Nothing new under the sun
John Birchers tried to take over PUSD in 1963
If this story seems familiar, that may be because it’s happened before.
In 1963, a group of radically conservative parents of Paradise High students decided they didn’t like what one of the teachers was telling their kids. The parents, led by a couple of ex-cops and a chewing gum salesman, all members of the right-wing John Birch Society, charged that social studies teacher Virginia Franklin was teaching their kids to be communists.
The charges stemmed from a series of in-class debates and mock-government hearings Franklin led, which encouraged students to explore divergent points of view. Franklin was lauded by educational organizations for her work, even receiving an award from the American Legion’s Freedom Foundation. Ironically, the Paradise legion chapter was one of the groups calling for her to be fired.

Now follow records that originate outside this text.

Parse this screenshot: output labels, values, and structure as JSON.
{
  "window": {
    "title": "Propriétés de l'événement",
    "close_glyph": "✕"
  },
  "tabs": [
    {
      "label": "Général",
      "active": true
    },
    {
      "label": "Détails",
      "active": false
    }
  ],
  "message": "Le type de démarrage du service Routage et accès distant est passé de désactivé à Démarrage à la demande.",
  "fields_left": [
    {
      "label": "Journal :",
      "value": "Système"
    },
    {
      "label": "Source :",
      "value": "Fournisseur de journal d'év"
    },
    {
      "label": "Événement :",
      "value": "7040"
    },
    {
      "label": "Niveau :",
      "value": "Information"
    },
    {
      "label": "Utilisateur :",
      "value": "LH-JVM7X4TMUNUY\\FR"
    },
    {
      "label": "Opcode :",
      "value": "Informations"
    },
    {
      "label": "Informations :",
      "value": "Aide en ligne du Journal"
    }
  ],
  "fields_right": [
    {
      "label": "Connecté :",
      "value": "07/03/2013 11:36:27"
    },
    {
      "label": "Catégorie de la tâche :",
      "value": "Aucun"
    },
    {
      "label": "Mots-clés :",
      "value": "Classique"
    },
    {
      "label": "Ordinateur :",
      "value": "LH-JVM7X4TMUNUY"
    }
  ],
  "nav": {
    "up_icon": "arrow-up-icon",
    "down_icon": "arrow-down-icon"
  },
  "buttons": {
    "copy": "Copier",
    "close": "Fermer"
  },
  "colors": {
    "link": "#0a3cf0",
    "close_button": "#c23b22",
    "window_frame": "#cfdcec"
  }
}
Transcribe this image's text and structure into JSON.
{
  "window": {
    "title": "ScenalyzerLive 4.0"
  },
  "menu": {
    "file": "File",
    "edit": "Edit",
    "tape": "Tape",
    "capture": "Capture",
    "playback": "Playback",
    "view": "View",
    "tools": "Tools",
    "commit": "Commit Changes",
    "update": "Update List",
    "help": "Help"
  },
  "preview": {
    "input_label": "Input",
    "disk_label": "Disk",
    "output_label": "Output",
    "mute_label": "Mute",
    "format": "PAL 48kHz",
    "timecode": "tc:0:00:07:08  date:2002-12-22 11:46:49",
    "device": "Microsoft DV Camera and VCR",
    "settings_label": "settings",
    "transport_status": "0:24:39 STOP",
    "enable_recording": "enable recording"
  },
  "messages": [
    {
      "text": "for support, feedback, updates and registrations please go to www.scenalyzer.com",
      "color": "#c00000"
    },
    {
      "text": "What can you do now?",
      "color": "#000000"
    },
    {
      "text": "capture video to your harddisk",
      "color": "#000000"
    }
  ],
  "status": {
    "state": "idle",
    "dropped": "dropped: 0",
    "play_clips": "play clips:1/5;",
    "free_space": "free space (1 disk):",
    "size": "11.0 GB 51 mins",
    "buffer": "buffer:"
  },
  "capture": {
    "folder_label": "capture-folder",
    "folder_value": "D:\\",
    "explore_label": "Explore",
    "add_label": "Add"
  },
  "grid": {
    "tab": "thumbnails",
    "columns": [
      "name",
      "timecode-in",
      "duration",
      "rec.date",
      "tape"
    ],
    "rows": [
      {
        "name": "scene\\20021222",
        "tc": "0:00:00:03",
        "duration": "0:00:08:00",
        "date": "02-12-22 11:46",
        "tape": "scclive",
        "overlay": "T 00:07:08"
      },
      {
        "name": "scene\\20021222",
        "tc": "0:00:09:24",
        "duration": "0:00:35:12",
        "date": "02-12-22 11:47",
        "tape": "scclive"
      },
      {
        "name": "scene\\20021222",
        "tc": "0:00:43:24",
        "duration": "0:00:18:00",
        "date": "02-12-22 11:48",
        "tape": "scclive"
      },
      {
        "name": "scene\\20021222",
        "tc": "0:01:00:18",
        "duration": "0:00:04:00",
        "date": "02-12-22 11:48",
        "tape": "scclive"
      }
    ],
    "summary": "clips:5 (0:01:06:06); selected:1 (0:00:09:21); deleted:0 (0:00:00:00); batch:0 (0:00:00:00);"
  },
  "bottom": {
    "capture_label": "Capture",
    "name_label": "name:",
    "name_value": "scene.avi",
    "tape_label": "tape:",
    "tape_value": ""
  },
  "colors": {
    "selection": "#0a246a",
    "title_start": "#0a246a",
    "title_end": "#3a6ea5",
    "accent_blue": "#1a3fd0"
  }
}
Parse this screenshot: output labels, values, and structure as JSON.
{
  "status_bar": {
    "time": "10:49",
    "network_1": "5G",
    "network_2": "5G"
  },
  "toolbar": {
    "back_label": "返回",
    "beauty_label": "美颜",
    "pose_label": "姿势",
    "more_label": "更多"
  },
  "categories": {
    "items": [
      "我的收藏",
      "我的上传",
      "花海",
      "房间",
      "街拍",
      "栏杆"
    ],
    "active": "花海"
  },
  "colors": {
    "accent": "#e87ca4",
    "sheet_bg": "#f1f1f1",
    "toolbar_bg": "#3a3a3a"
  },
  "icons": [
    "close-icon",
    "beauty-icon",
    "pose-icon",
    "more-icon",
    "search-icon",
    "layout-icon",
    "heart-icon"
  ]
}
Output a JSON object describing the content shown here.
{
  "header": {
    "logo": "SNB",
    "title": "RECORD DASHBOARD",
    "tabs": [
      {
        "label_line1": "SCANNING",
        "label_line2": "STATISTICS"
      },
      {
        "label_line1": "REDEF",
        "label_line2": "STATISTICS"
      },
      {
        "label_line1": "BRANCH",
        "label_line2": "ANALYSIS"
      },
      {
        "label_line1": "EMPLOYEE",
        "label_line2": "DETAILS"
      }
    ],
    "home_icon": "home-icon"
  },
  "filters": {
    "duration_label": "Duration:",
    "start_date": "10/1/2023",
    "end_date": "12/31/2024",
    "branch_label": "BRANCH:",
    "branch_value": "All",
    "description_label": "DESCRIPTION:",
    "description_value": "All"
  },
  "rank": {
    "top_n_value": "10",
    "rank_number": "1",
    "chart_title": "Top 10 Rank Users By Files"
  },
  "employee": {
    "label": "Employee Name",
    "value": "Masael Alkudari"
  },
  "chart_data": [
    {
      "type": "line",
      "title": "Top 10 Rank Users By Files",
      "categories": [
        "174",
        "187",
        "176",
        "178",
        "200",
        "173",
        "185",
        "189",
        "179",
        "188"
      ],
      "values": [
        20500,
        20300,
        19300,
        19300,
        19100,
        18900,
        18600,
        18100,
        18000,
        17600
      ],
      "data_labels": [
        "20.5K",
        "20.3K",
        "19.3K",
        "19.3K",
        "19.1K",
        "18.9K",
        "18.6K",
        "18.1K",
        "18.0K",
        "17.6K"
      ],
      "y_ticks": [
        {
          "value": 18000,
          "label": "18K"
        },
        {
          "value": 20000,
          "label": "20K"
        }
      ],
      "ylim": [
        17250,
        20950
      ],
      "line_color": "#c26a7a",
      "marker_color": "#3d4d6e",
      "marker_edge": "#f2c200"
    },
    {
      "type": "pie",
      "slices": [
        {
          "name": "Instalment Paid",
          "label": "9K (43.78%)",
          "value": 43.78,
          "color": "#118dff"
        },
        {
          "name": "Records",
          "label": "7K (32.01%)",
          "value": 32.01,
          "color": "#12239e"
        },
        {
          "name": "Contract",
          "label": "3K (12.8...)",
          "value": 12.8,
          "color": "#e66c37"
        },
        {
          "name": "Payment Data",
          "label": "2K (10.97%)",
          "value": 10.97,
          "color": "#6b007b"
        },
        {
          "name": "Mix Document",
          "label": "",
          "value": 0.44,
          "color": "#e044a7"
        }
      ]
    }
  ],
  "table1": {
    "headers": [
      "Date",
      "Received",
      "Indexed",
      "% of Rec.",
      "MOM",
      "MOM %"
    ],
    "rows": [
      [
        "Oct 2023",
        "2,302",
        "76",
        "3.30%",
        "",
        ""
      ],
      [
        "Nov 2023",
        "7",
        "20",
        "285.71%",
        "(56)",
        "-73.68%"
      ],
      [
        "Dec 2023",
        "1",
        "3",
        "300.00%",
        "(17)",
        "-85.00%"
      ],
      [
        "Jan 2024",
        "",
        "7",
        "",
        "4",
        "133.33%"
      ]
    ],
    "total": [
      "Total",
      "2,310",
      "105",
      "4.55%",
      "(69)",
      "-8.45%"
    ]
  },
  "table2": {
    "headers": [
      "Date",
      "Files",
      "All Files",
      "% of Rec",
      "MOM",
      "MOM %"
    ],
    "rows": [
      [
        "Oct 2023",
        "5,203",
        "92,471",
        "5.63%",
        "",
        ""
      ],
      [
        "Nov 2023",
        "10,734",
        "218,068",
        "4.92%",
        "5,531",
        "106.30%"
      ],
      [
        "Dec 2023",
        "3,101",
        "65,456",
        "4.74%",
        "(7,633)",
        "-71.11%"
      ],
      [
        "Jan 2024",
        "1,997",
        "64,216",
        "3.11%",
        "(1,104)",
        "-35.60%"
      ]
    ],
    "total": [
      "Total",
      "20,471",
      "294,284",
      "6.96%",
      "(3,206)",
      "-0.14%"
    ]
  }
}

The controversy got so intense that one parent helped his son hollow out the pages of a textbook so he could hide a tape recorder there and surreptitiously tape Franklin’s class. The discovery of the tape was documented by a photographer from Life magazine, which ran an 11-page spread on the issue, bringing national, albeit unwanted, attention to Paradise.
When the school board refused to fire Franklin, the Birchers did what Stankiss is doing now—they ran a slate of candidates against the incumbents. They were defeated at the polls, but by only about 500 votes. Franklin later filed and won defamation suits against some of the parents, one of whom had gone so far as to wrap Halloween candy in notes that painted Franklin as a dangerous subversive.—Josh Indar